Becky can see the long term. It’s one of the many qualities I admire in her.
She didn’t say it in so many words, but last spring when I saw her carefully pressing the seeds into the garden hill then gently smoothing them over, I suspected she was envisioning the future. She was picturing each of her four g-kids standing months later on a beautiful autumn blue-sky day cuddling in their arms their own personal pumpkins.
And that is pretty much what happened.
OK, the youngest g-kid was in her preschool class, so she didn’t make the trip down to the country with her mom and three siblings. But after they arrived, the other three along with the adults sauntered to the now scraggly and mostly spent garden and carefully stepped among the twisting tube-like vines and broad green leaves to cut the stem — try to leave it as long as possible — of the particular orange globe each had chosen for him or herself.
After that Mom grouped the three of them into a pose hugging their treasures with an extra one on the ground in front of the threesome representing the missing preschool scholar. It was a vision come true. It’s like Becky is some sort of prognosticating pumpkin prophet.
The particular variety she planted came from a package labeled “Field Trip” which somehow seems just right for kids who were on their fall break from school. The pumpkins are smallish, maybe five pounds, and are supposed to be good for cooking although I suspect these four will serve as decorations. And decorating with pumpkins is certainly appropriate this time of the year.
In my mind, pumpkins are to October as evergreens are to December. They thrust themselves into my consciousness no matter where I turn.
As I drive the county roads, especially outside the towns and cities, pumpkins appear in my vision heaped near one roadside stand after the other almost as if the orange stacks were growing together on one continuous vine trailing down State Road 135.
The pumpkins we harvested were small as far as pumpkin go, but as almost anyone can tell you, different varieties can grow to otherworldly dimensions. Every October I look forward to and expect to see news photos of gargantuan, boulder-sized pumpkins, prize winners fork-lifted from field to fair.
Abundant and over-large pumpkins are one more symbol of the cornucopia of the fall harvest. One more reminder of the connection, however tenuous to our agricultural past.
Part of the pumpkin’s appeal is its intense orange color, which slots perfectly into the jigsaw of October autumn. The contrast of the orange pumpkins against the deep blue sky, the pale tans of dried corn stalks and the kaleidoscope of changing tree leaves in the background offers a calendar photograph of October everywhere one turns.

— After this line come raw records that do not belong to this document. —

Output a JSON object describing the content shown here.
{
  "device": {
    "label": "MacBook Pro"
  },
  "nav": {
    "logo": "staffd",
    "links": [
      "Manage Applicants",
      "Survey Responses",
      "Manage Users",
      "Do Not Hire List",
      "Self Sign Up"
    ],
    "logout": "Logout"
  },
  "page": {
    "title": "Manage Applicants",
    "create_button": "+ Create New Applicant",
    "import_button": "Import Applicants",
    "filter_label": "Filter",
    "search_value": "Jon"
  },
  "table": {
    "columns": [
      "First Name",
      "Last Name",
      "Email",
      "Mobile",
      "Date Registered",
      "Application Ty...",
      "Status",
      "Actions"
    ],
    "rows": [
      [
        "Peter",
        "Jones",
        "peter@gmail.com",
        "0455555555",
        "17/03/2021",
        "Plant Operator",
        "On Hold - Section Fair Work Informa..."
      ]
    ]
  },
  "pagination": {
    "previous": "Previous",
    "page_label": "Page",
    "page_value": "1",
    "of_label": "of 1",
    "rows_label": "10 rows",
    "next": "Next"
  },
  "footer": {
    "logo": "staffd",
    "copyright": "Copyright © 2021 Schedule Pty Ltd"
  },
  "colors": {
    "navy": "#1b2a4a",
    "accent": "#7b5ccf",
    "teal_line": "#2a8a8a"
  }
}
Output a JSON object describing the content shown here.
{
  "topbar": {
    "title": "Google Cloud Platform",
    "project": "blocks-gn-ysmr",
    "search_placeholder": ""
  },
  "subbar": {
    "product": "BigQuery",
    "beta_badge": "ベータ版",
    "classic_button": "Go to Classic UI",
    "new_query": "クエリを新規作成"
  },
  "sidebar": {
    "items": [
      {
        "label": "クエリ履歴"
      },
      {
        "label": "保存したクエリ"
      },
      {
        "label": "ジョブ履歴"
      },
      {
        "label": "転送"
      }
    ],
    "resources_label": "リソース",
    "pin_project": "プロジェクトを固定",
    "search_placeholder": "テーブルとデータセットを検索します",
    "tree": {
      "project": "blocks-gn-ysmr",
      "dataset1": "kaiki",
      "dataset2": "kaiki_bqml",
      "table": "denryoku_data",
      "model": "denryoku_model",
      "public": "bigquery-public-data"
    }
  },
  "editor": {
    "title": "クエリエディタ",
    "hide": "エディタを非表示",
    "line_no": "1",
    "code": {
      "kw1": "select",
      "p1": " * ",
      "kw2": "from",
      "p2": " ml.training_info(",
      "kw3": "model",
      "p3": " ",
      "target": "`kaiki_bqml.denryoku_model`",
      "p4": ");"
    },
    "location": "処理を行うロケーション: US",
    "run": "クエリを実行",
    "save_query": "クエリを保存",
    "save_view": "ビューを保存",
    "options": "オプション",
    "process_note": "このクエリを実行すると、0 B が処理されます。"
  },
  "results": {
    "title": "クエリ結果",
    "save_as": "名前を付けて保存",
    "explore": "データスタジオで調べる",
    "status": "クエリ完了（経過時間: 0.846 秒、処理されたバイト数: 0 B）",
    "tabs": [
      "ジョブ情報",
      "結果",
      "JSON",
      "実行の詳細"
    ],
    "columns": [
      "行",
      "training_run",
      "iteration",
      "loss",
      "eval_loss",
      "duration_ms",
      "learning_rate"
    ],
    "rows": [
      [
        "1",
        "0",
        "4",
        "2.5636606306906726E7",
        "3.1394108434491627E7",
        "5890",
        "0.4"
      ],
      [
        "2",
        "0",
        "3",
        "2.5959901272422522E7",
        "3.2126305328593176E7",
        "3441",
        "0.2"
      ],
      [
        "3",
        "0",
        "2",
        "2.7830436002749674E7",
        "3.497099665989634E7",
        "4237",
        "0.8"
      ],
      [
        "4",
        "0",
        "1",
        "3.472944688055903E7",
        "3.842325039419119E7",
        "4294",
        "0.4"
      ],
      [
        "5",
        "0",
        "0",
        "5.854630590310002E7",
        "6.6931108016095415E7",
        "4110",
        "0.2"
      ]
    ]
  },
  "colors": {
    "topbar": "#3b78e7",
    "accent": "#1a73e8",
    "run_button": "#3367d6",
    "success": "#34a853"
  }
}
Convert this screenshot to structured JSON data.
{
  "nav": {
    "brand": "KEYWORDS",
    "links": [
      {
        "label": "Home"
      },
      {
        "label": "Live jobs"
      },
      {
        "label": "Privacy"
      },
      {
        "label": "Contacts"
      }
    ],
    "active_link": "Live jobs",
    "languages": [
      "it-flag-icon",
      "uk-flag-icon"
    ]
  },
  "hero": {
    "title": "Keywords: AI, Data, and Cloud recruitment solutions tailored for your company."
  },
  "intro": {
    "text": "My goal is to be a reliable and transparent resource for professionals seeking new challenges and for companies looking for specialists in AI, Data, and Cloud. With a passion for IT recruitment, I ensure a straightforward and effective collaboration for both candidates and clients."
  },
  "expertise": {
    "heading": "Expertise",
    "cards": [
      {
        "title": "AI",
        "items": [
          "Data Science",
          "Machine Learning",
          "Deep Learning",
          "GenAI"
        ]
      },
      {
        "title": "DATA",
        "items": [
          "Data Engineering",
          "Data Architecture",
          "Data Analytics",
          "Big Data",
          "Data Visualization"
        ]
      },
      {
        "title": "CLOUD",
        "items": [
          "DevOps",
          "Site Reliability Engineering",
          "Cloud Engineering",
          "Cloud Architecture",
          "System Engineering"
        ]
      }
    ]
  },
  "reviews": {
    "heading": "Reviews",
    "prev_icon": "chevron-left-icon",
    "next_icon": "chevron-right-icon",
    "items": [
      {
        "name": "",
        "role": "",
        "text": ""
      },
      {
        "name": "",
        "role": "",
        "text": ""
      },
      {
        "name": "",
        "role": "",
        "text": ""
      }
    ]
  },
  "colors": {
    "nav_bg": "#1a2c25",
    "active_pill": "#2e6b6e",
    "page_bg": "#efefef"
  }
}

And then there is the pumpkin’s spheroid shape. Is it a circle that reminds us of the yearly cycle of the seasons? Is it a fat orange mystic sitting in serene acceptance of the slowly disappearing summer, or a cosmic orange egg ready to die and be re-born in the spring? Is it just a coincidence that the month of October begins with the letter “O”?
Pumpkins figure into our stories both ancient and modern: Native American myths of The Three Sisters, pumpkins, corn and beans; Cinderella’s pumpkin transformed into a carriage; The Headless Horseman in “The Legend of Sleepy Hollow;” Linus and his Halloween vigil for the Great Pumpkin; and even the trendy fall fashion of all foods pumpkin-flavored.
I’m happy that Becky’s vision of October pumpkins danced in her head last spring. And I’m not surprised her vision came to fruition; I’ve always suspected she has a gift. I wonder if she can tell me anything about the upcoming elections?
Norman Knight, a retired Clark-Pleasant Middle School teacher, writes this weekly column for the Daily Journal. Send comments to firstname.lastname@example.org.